● Directions
Each record is to be printed exactly as given, down to the last mark.
*** The data ***
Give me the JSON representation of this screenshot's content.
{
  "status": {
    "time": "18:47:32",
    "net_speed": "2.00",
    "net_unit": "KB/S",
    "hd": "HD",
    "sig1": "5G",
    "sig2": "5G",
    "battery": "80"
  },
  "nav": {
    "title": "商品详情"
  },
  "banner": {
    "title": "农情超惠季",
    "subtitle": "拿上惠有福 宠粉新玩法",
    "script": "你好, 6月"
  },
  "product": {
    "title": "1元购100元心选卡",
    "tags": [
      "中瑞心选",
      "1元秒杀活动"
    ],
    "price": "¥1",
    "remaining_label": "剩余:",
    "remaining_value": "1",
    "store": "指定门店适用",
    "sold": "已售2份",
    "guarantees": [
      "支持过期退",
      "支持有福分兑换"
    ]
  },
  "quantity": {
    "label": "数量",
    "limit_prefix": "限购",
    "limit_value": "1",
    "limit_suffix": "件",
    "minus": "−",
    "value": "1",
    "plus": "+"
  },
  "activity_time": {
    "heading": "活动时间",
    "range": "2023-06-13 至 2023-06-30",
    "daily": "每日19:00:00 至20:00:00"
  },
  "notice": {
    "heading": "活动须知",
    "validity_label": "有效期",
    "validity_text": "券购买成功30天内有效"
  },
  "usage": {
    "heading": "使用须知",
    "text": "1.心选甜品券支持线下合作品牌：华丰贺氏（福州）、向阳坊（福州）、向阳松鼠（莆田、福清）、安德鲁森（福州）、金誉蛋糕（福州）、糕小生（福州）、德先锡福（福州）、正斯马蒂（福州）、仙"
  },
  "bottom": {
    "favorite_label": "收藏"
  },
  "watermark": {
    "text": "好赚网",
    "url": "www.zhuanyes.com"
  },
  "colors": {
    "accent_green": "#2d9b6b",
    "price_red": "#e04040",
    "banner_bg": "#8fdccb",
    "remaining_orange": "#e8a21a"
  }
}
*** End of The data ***
● Written reply
Give me the JSON representation of this screenshot's content.
{
  "status": {
    "time": "18:47:32",
    "net_speed": "2.00",
    "net_unit": "KB/S",
    "hd": "HD",
    "sig1": "5G",
    "sig2": "5G",
    "battery": "80"
  },
  "nav": {
    "title": "商品详情"
  },
  "banner": {
    "title": "农情超惠季",
    "subtitle": "拿上惠有福 宠粉新玩法",
    "script": "你好, 6月"
  },
  "product": {
    "title": "1元购100元心选卡",
    "tags": [
      "中瑞心选",
      "1元秒杀活动"
    ],
    "price": "¥1",
    "remaining_label": "剩余:",
    "remaining_value": "1",
    "store": "指定门店适用",
    "sold": "已售2份",
    "guarantees": [
      "支持过期退",
      "支持有福分兑换"
    ]
  },
  "quantity": {
    "label": "数量",
    "limit_prefix": "限购",
    "limit_value": "1",
    "limit_suffix": "件",
    "minus": "−",
    "value": "1",
    "plus": "+"
  },
  "activity_time": {
    "heading": "活动时间",
    "range": "2023-06-13 至 2023-06-30",
    "daily": "每日19:00:00 至20:00:00"
  },
  "notice": {
    "heading": "活动须知",
    "validity_label": "有效期",
    "validity_text": "券购买成功30天内有效"
  },
  "usage": {
    "heading": "使用须知",
    "text": "1.心选甜品券支持线下合作品牌：华丰贺氏（福州）、向阳坊（福州）、向阳松鼠（莆田、福清）、安德鲁森（福州）、金誉蛋糕（福州）、糕小生（福州）、德先锡福（福州）、正斯马蒂（福州）、仙"
  },
  "bottom": {
    "favorite_label": "收藏"
  },
  "watermark": {
    "text": "好赚网",
    "url": "www.zhuanyes.com"
  },
  "colors": {
    "accent_green": "#2d9b6b",
    "price_red": "#e04040",
    "banner_bg": "#8fdccb",
    "remaining_orange": "#e8a21a"
  }
}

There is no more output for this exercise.